Give back every line of the data exactly. Pictures are not part of the copy.
##### RECORD EXCERPTS
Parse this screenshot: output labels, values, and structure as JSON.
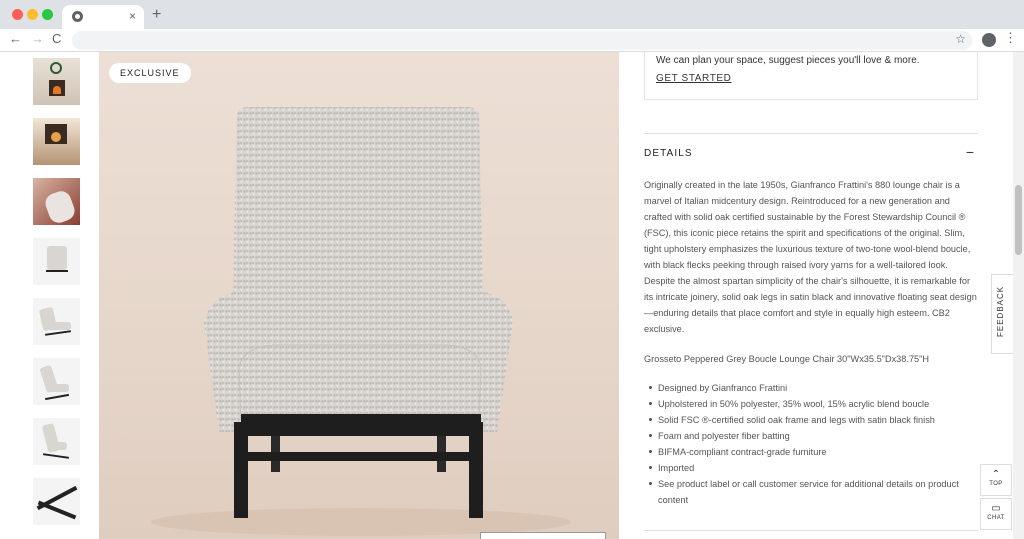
{
  "browser": {
    "tab_close": "×",
    "new_tab": "+",
    "back": "←",
    "forward": "→",
    "reload": "C",
    "bookmark_star": "☆",
    "menu": "⋮"
  },
  "gallery": {
    "badge": "EXCLUSIVE",
    "thumbnail_count": 8
  },
  "promo": {
    "text": "We can plan your space, suggest pieces you'll love & more.",
    "link": "GET STARTED"
  },
  "details": {
    "title": "DETAILS",
    "toggle": "−",
    "description": "Originally created in the late 1950s, Gianfranco Frattini's 880 lounge chair is a marvel of Italian midcentury design. Reintroduced for a new generation and crafted with solid oak certified sustainable by the Forest Stewardship Council ® (FSC), this iconic piece retains the spirit and specifications of the original. Slim, tight upholstery emphasizes the luxurious texture of two-tone wool-blend boucle, with black flecks peeking through raised ivory yarns for a well-tailored look. Despite the almost spartan simplicity of the chair's silhouette, it is remarkable for its intricate joinery, solid oak legs in satin black and innovative floating seat design—enduring details that place comfort and style in equally high esteem. CB2 exclusive.",
    "dimensions": "Grosseto Peppered Grey Boucle Lounge Chair 30\"Wx35.5\"Dx38.75\"H",
    "bullets": [
      "Designed by Gianfranco Frattini",
      "Upholstered in 50% polyester, 35% wool, 15% acrylic blend boucle",
      "Solid FSC ®-certified solid oak frame and legs with satin black finish",
      "Foam and polyester fiber batting",
      "BIFMA-compliant contract-grade furniture",
      "Imported",
      "See product label or call customer service for additional details on product content"
    ]
  },
  "side_tools": {
    "feedback": "FEEDBACK",
    "top_icon": "⌃",
    "top_label": "TOP",
    "chat_icon": "▭",
    "chat_label": "CHAT"
  },
  "colors": {
    "hero_background": "#e6d6ca",
    "boucle": "#d8d4cf",
    "legs": "#1e1e1e",
    "text": "#555555"
  }
}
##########
— SOLUTION BELOW —
Parse this screenshot: output labels, values, and structure as JSON.
{
  "browser": {
    "tab_close": "×",
    "new_tab": "+",
    "back": "←",
    "forward": "→",
    "reload": "C",
    "bookmark_star": "☆",
    "menu": "⋮"
  },
  "gallery": {
    "badge": "EXCLUSIVE",
    "thumbnail_count": 8
  },
  "promo": {
    "text": "We can plan your space, suggest pieces you'll love & more.",
    "link": "GET STARTED"
  },
  "details": {
    "title": "DETAILS",
    "toggle": "−",
    "description": "Originally created in the late 1950s, Gianfranco Frattini's 880 lounge chair is a marvel of Italian midcentury design. Reintroduced for a new generation and crafted with solid oak certified sustainable by the Forest Stewardship Council ® (FSC), this iconic piece retains the spirit and specifications of the original. Slim, tight upholstery emphasizes the luxurious texture of two-tone wool-blend boucle, with black flecks peeking through raised ivory yarns for a well-tailored look. Despite the almost spartan simplicity of the chair's silhouette, it is remarkable for its intricate joinery, solid oak legs in satin black and innovative floating seat design—enduring details that place comfort and style in equally high esteem. CB2 exclusive.",
    "dimensions": "Grosseto Peppered Grey Boucle Lounge Chair 30\"Wx35.5\"Dx38.75\"H",
    "bullets": [
      "Designed by Gianfranco Frattini",
      "Upholstered in 50% polyester, 35% wool, 15% acrylic blend boucle",
      "Solid FSC ®-certified solid oak frame and legs with satin black finish",
      "Foam and polyester fiber batting",
      "BIFMA-compliant contract-grade furniture",
      "Imported",
      "See product label or call customer service for additional details on product content"
    ]
  },
  "side_tools": {
    "feedback": "FEEDBACK",
    "top_icon": "⌃",
    "top_label": "TOP",
    "chat_icon": "▭",
    "chat_label": "CHAT"
  },
  "colors": {
    "hero_background": "#e6d6ca",
    "boucle": "#d8d4cf",
    "legs": "#1e1e1e",
    "text": "#555555"
  }
}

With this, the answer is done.